**What the task requires:** What is needed here is an exact printout of the data, with no pictures included.
▶
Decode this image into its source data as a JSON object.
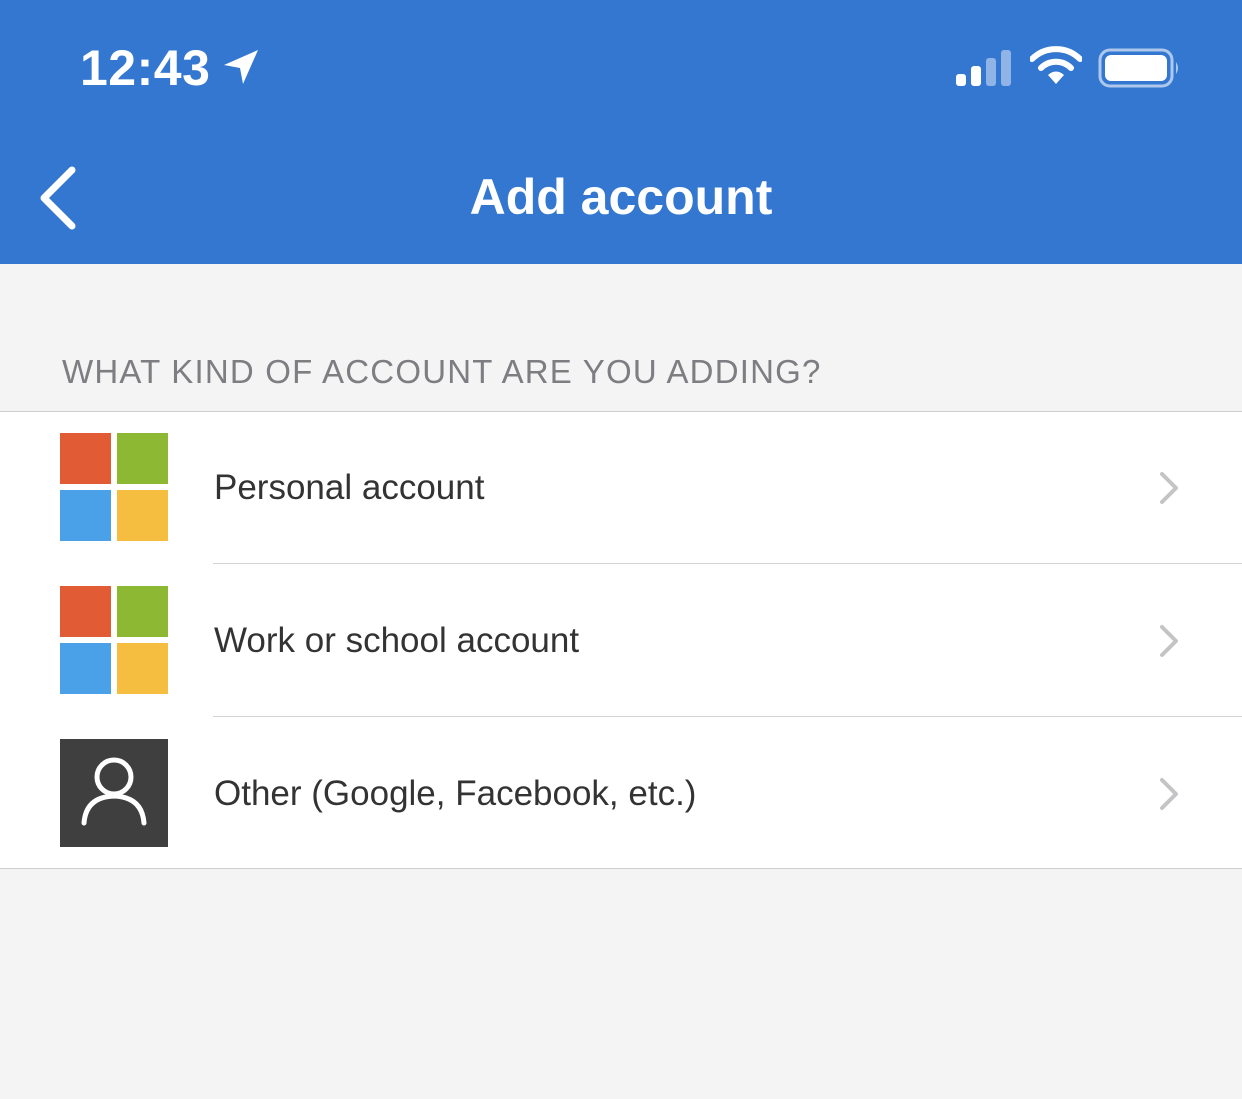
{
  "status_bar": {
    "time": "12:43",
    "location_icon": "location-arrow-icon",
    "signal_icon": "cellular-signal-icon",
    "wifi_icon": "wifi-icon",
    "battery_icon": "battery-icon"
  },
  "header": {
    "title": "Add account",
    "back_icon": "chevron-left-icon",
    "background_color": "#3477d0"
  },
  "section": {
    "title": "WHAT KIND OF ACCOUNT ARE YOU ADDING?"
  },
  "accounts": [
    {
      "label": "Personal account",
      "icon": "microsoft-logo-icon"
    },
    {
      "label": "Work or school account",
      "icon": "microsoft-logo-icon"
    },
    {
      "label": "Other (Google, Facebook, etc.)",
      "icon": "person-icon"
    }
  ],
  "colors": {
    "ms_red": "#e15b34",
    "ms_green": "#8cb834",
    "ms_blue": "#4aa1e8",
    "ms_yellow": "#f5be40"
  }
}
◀
**Task answer:**
Decode this image into its source data as a JSON object.
{
  "status_bar": {
    "time": "12:43",
    "location_icon": "location-arrow-icon",
    "signal_icon": "cellular-signal-icon",
    "wifi_icon": "wifi-icon",
    "battery_icon": "battery-icon"
  },
  "header": {
    "title": "Add account",
    "back_icon": "chevron-left-icon",
    "background_color": "#3477d0"
  },
  "section": {
    "title": "WHAT KIND OF ACCOUNT ARE YOU ADDING?"
  },
  "accounts": [
    {
      "label": "Personal account",
      "icon": "microsoft-logo-icon"
    },
    {
      "label": "Work or school account",
      "icon": "microsoft-logo-icon"
    },
    {
      "label": "Other (Google, Facebook, etc.)",
      "icon": "person-icon"
    }
  ],
  "colors": {
    "ms_red": "#e15b34",
    "ms_green": "#8cb834",
    "ms_blue": "#4aa1e8",
    "ms_yellow": "#f5be40"
  }
}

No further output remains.